Not Currently In Auction

Latest Sale Price

March 10, 2024 - $125



93The Wine Advocate

Sweet, open aromatics lead to hints of dark blueberries, blackberries, spices and minerals... ...with time the wine’s inner sweetness will gradually emerge...

91Wine Spectator

Pungent aromas of tarry currant and raisin, with charred oak, follow through to a solid, full-bodied palate, with a round texture. Compact and structured, but needs time to gain complexity and length. Wonderfully soft and generous.


Italy, Veneto

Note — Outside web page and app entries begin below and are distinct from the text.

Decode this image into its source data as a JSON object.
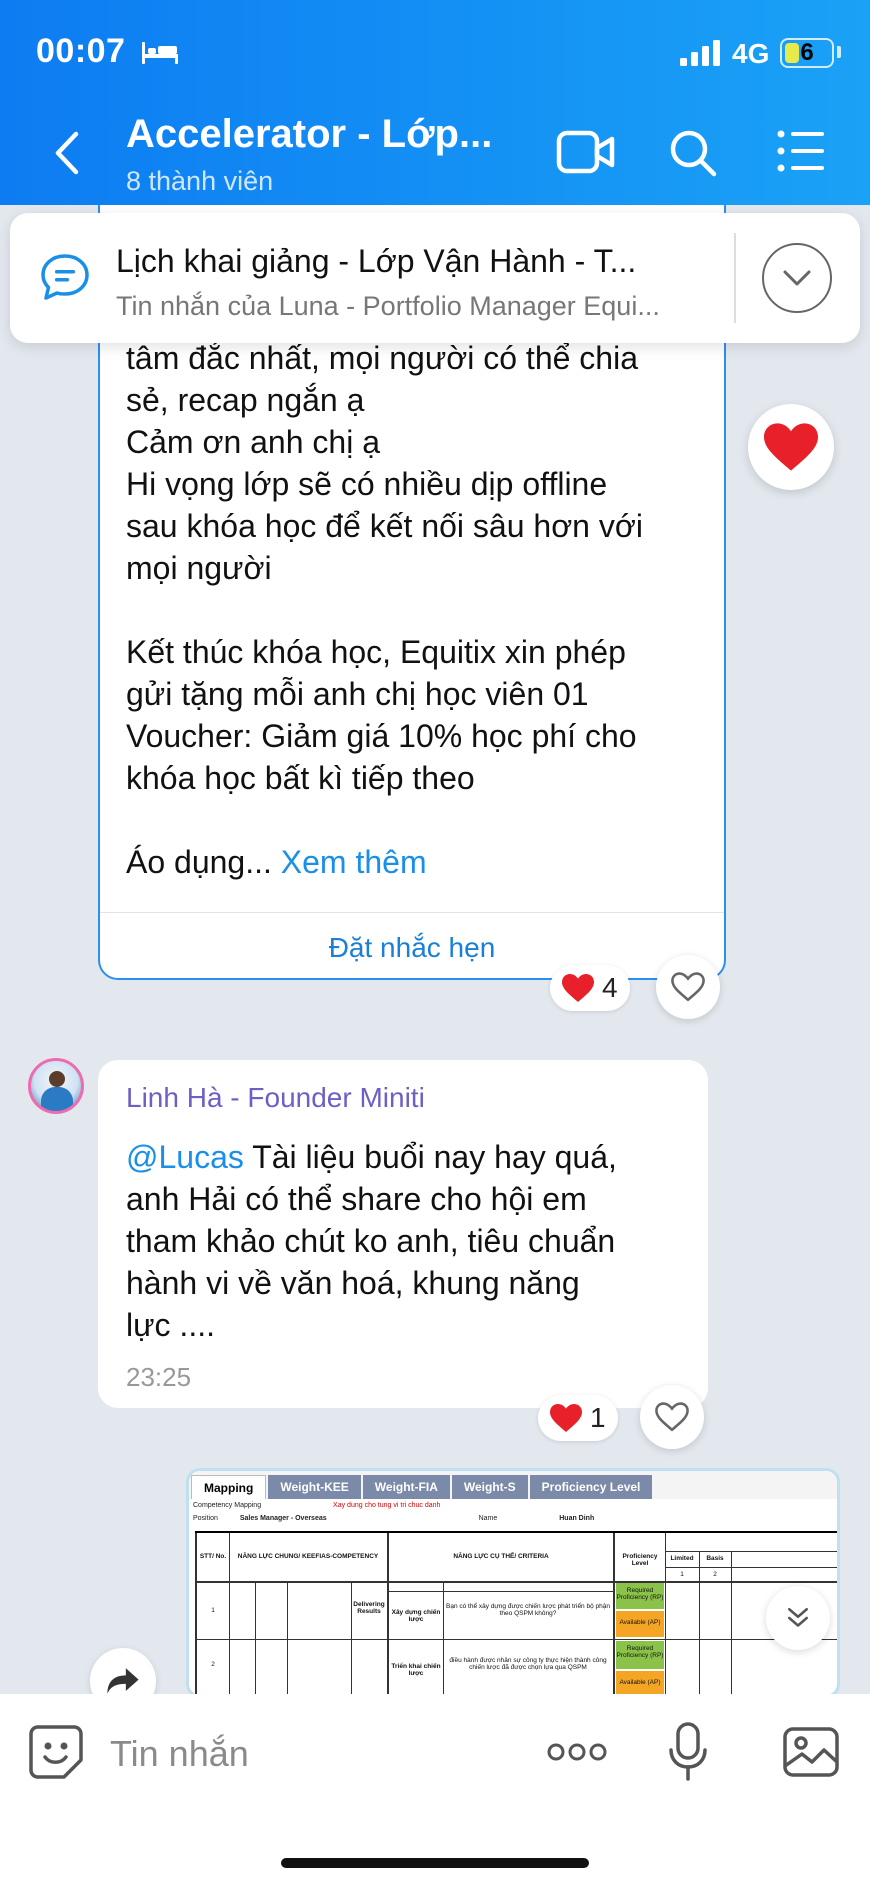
{
  "status_bar": {
    "time": "00:07",
    "network": "4G",
    "battery": "6",
    "battery_level": 0.3
  },
  "header": {
    "title": "Accelerator - Lớp...",
    "subtitle": "8 thành viên",
    "icons": [
      "back-arrow-icon",
      "video-call-icon",
      "search-icon",
      "list-icon"
    ]
  },
  "pinned": {
    "title": "Lịch khai giảng - Lớp Vận Hành - T...",
    "subtitle": "Tin nhắn của Luna - Portfolio Manager Equi..."
  },
  "message1": {
    "lines": [
      "tâm đắc nhất, mọi người có thể chia",
      "sẻ, recap ngắn ạ",
      "Cảm ơn anh chị ạ",
      "Hi vọng lớp sẽ có nhiều dịp offline",
      "sau khóa học để kết nối sâu hơn với",
      "mọi người"
    ],
    "lines2": [
      "Kết thúc khóa học, Equitix xin phép",
      "gửi tặng mỗi anh chị học viên 01",
      "Voucher: Giảm giá 10% học phí cho",
      "khóa học bất kì tiếp theo"
    ],
    "truncated": "Áo dụng... ",
    "see_more": "Xem thêm",
    "action": "Đặt nhắc hẹn",
    "reaction_count": "4"
  },
  "message2": {
    "sender": "Linh Hà - Founder Miniti",
    "mention": "@Lucas",
    "text_first": " Tài liệu buổi nay hay quá,",
    "lines": [
      "anh Hải có thể share cho hội em",
      "tham khảo chút ko anh, tiêu chuẩn",
      "hành vi về văn hoá, khung năng",
      "lực ...."
    ],
    "time": "23:25",
    "reaction_count": "1"
  },
  "sheet": {
    "tabs": [
      "Mapping",
      "Weight-KEE",
      "Weight-FIA",
      "Weight-S",
      "Proficiency Level"
    ],
    "row1_label": "Competency Mapping",
    "row1_red": "Xay dung cho tung vi tri chuc danh",
    "row2_label": "Position",
    "row2_value": "Sales Manager - Overseas",
    "row2_name_label": "Name",
    "row2_name_value": "Huan Dinh",
    "col_stt": "STT/ No.",
    "col_general": "NĂNG LỰC CHUNG/ KEEFIAS-COMPETENCY",
    "col_specific": "NĂNG LỰC CỤ THỂ/ CRITERIA",
    "col_prof": "Proficiency Level",
    "col_limited": "Limited",
    "col_basis": "Basis",
    "row_a_no": "1",
    "row_a_group": "Delivering Results",
    "row_a_item": "Xây dựng chiến lược",
    "row_a_q": "Bạn có thể xây dựng được chiến lược phát triển bộ phận theo QSPM không?",
    "row_b_no": "2",
    "row_b_item": "Triển khai chiến lược",
    "row_b_q": "điều hành được nhân sự công ty thực hiện thành công chiến lược đã được chọn lựa qua QSPM",
    "req": "Required Proficiency (RP)",
    "avail": "Available (AP)",
    "num1": "1",
    "num2": "2"
  },
  "input": {
    "placeholder": "Tin nhắn"
  },
  "colors": {
    "header_start": "#0d7cf2",
    "header_end": "#1aa2f6",
    "link": "#1a8fe8",
    "sender": "#6c5fc6",
    "heart": "#e8202a",
    "background": "#e3e8ef"
  }
}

Veneto in northeastern Italy is one of the country’s most important wine regions and has 220,000 acres of vineyards. It is the third largest wine producing region in Italy after Sicily and Puglia. Though Veneto produces more red than white wine, it is most famous for its Soave and Prosecco, both white wines. Venice is the best-known city in the region, but the area’s wine-making capital is Verona. Close to Verona are the appellations for Bardolino, Valpolicella and Soave. The Veneto is also home to Amarone, the densely concentrated, seriously alcoholic, big red wines made by using grapes that are partially or fully dried. The results are lush, sometimes nearly syrupy red wines that approach 20% alcohol, even though most are not sweet. The most famous conventional red wine is Valpolicella, which means “valley of many cellars.” The name is perhaps a reference to the fact that Veneto is home to a number of indigenous grapes not found elsewhere, including the deep red grapes Corvina, Rondinella and Molinara, all used to make Valpolicella. Garganega is the indigenous white grape used for Soave.